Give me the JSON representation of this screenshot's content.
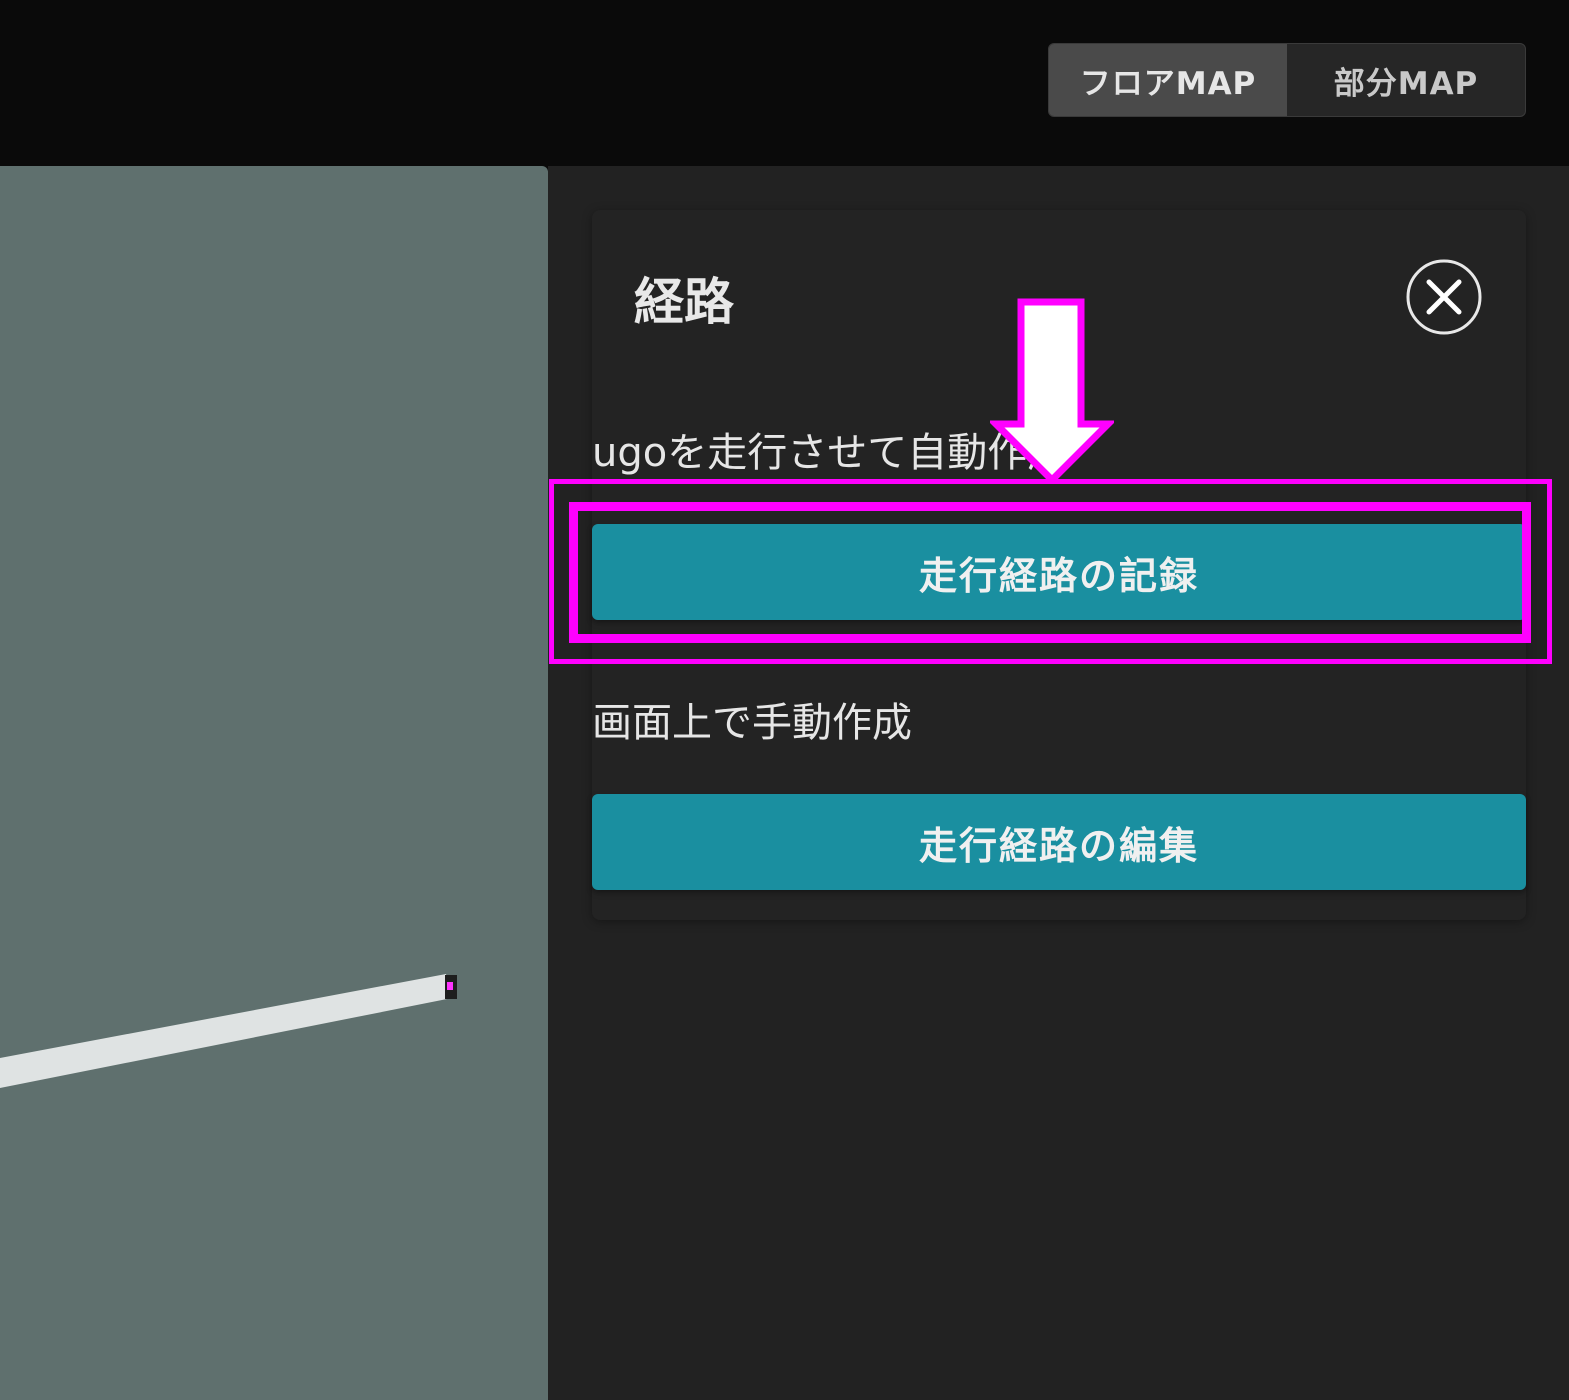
{
  "header": {
    "map_toggle": {
      "floor_map": "フロアMAP",
      "partial_map": "部分MAP",
      "selected": "フロアMAP"
    }
  },
  "route_panel": {
    "title": "経路",
    "auto_section_label": "ugoを走行させて自動作成",
    "record_button": "走行経路の記録",
    "manual_section_label": "画面上で手動作成",
    "edit_button": "走行経路の編集"
  },
  "annotation": {
    "highlight_color": "#ff00ff"
  },
  "colors": {
    "accent": "#1a8fa0",
    "map_background": "#5f706e",
    "panel_background": "#232323"
  }
}
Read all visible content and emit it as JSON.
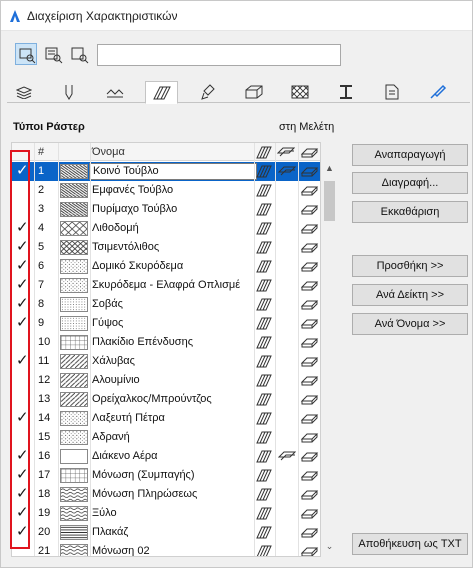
{
  "window": {
    "title": "Διαχείριση Χαρακτηριστικών"
  },
  "toolbar": {
    "modes": [
      "list-view-icon",
      "search-attributes-icon",
      "search-all-icon"
    ],
    "search_value": ""
  },
  "tabs": [
    {
      "icon": "layers-icon"
    },
    {
      "icon": "pen-icon"
    },
    {
      "icon": "line-type-icon"
    },
    {
      "icon": "fill-type-icon",
      "active": true
    },
    {
      "icon": "brush-icon"
    },
    {
      "icon": "building-material-icon"
    },
    {
      "icon": "composite-icon"
    },
    {
      "icon": "profile-icon"
    },
    {
      "icon": "zone-icon"
    },
    {
      "icon": "surface-icon"
    }
  ],
  "section": {
    "title": "Τύποι Ράστερ",
    "in_project_label": "στη Μελέτη"
  },
  "table": {
    "headers": {
      "num": "#",
      "name": "Όνομα"
    },
    "rows": [
      {
        "check": true,
        "num": "1",
        "name": "Κοινό Τούβλο",
        "pattern": "brick",
        "c2": true,
        "selected": true
      },
      {
        "check": false,
        "num": "2",
        "name": "Εμφανές Τούβλο",
        "pattern": "brick"
      },
      {
        "check": false,
        "num": "3",
        "name": "Πυρίμαχο Τούβλο",
        "pattern": "brick"
      },
      {
        "check": true,
        "num": "4",
        "name": "Λιθοδομή",
        "pattern": "stone"
      },
      {
        "check": true,
        "num": "5",
        "name": "Τσιμεντόλιθος",
        "pattern": "cross"
      },
      {
        "check": true,
        "num": "6",
        "name": "Δομικό Σκυρόδεμα",
        "pattern": "dots"
      },
      {
        "check": true,
        "num": "7",
        "name": "Σκυρόδεμα - Ελαφρά Οπλισμέ",
        "pattern": "dots"
      },
      {
        "check": true,
        "num": "8",
        "name": "Σοβάς",
        "pattern": "fine"
      },
      {
        "check": true,
        "num": "9",
        "name": "Γύψος",
        "pattern": "fine"
      },
      {
        "check": false,
        "num": "10",
        "name": "Πλακίδιο Επένδυσης",
        "pattern": "grid"
      },
      {
        "check": true,
        "num": "11",
        "name": "Χάλυβας",
        "pattern": "diag"
      },
      {
        "check": false,
        "num": "12",
        "name": "Αλουμίνιο",
        "pattern": "diag"
      },
      {
        "check": false,
        "num": "13",
        "name": "Ορείχαλκος/Μπρούντζος",
        "pattern": "diag"
      },
      {
        "check": true,
        "num": "14",
        "name": "Λαξευτή Πέτρα",
        "pattern": "dots"
      },
      {
        "check": false,
        "num": "15",
        "name": "Αδρανή",
        "pattern": "dots"
      },
      {
        "check": true,
        "num": "16",
        "name": "Διάκενο Αέρα",
        "pattern": "empty",
        "c2": true
      },
      {
        "check": true,
        "num": "17",
        "name": "Μόνωση (Συμπαγής)",
        "pattern": "grid"
      },
      {
        "check": true,
        "num": "18",
        "name": "Μόνωση Πληρώσεως",
        "pattern": "wave"
      },
      {
        "check": true,
        "num": "19",
        "name": "Ξύλο",
        "pattern": "wave"
      },
      {
        "check": true,
        "num": "20",
        "name": "Πλακάζ",
        "pattern": "lines"
      },
      {
        "check": false,
        "num": "21",
        "name": "Μόνωση 02",
        "pattern": "wave"
      }
    ]
  },
  "buttons": {
    "duplicate": "Αναπαραγωγή",
    "delete": "Διαγραφή...",
    "clear": "Εκκαθάριση",
    "add": "Προσθήκη >>",
    "by_index": "Ανά Δείκτη >>",
    "by_name": "Ανά Όνομα >>",
    "save_txt": "Αποθήκευση ως TXT"
  },
  "colors": {
    "selection": "#0a64c8",
    "highlight_box": "#e0141e",
    "accent": "#1e6fd9"
  }
}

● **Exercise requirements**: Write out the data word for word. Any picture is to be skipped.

● **Reply**:
Give me the JSON representation of this screenshot's content.
{
  "header": {
    "map_toggle": {
      "floor_map": "フロアMAP",
      "partial_map": "部分MAP",
      "selected": "フロアMAP"
    }
  },
  "route_panel": {
    "title": "経路",
    "auto_section_label": "ugoを走行させて自動作成",
    "record_button": "走行経路の記録",
    "manual_section_label": "画面上で手動作成",
    "edit_button": "走行経路の編集"
  },
  "annotation": {
    "highlight_color": "#ff00ff"
  },
  "colors": {
    "accent": "#1a8fa0",
    "map_background": "#5f706e",
    "panel_background": "#232323"
  }
}
Read all visible content and emit it as JSON.
{
  "window": {
    "title": "Διαχείριση Χαρακτηριστικών"
  },
  "toolbar": {
    "modes": [
      "list-view-icon",
      "search-attributes-icon",
      "search-all-icon"
    ],
    "search_value": ""
  },
  "tabs": [
    {
      "icon": "layers-icon"
    },
    {
      "icon": "pen-icon"
    },
    {
      "icon": "line-type-icon"
    },
    {
      "icon": "fill-type-icon",
      "active": true
    },
    {
      "icon": "brush-icon"
    },
    {
      "icon": "building-material-icon"
    },
    {
      "icon": "composite-icon"
    },
    {
      "icon": "profile-icon"
    },
    {
      "icon": "zone-icon"
    },
    {
      "icon": "surface-icon"
    }
  ],
  "section": {
    "title": "Τύποι Ράστερ",
    "in_project_label": "στη Μελέτη"
  },
  "table": {
    "headers": {
      "num": "#",
      "name": "Όνομα"
    },
    "rows": [
      {
        "check": true,
        "num": "1",
        "name": "Κοινό Τούβλο",
        "pattern": "brick",
        "c2": true,
        "selected": true
      },
      {
        "check": false,
        "num": "2",
        "name": "Εμφανές Τούβλο",
        "pattern": "brick"
      },
      {
        "check": false,
        "num": "3",
        "name": "Πυρίμαχο Τούβλο",
        "pattern": "brick"
      },
      {
        "check": true,
        "num": "4",
        "name": "Λιθοδομή",
        "pattern": "stone"
      },
      {
        "check": true,
        "num": "5",
        "name": "Τσιμεντόλιθος",
        "pattern": "cross"
      },
      {
        "check": true,
        "num": "6",
        "name": "Δομικό Σκυρόδεμα",
        "pattern": "dots"
      },
      {
        "check": true,
        "num": "7",
        "name": "Σκυρόδεμα - Ελαφρά Οπλισμέ",
        "pattern": "dots"
      },
      {
        "check": true,
        "num": "8",
        "name": "Σοβάς",
        "pattern": "fine"
      },
      {
        "check": true,
        "num": "9",
        "name": "Γύψος",
        "pattern": "fine"
      },
      {
        "check": false,
        "num": "10",
        "name": "Πλακίδιο Επένδυσης",
        "pattern": "grid"
      },
      {
        "check": true,
        "num": "11",
        "name": "Χάλυβας",
        "pattern": "diag"
      },
      {
        "check": false,
        "num": "12",
        "name": "Αλουμίνιο",
        "pattern": "diag"
      },
      {
        "check": false,
        "num": "13",
        "name": "Ορείχαλκος/Μπρούντζος",
        "pattern": "diag"
      },
      {
        "check": true,
        "num": "14",
        "name": "Λαξευτή Πέτρα",
        "pattern": "dots"
      },
      {
        "check": false,
        "num": "15",
        "name": "Αδρανή",
        "pattern": "dots"
      },
      {
        "check": true,
        "num": "16",
        "name": "Διάκενο Αέρα",
        "pattern": "empty",
        "c2": true
      },
      {
        "check": true,
        "num": "17",
        "name": "Μόνωση (Συμπαγής)",
        "pattern": "grid"
      },
      {
        "check": true,
        "num": "18",
        "name": "Μόνωση Πληρώσεως",
        "pattern": "wave"
      },
      {
        "check": true,
        "num": "19",
        "name": "Ξύλο",
        "pattern": "wave"
      },
      {
        "check": true,
        "num": "20",
        "name": "Πλακάζ",
        "pattern": "lines"
      },
      {
        "check": false,
        "num": "21",
        "name": "Μόνωση 02",
        "pattern": "wave"
      }
    ]
  },
  "buttons": {
    "duplicate": "Αναπαραγωγή",
    "delete": "Διαγραφή...",
    "clear": "Εκκαθάριση",
    "add": "Προσθήκη >>",
    "by_index": "Ανά Δείκτη >>",
    "by_name": "Ανά Όνομα >>",
    "save_txt": "Αποθήκευση ως TXT"
  },
  "colors": {
    "selection": "#0a64c8",
    "highlight_box": "#e0141e",
    "accent": "#1e6fd9"
  }
}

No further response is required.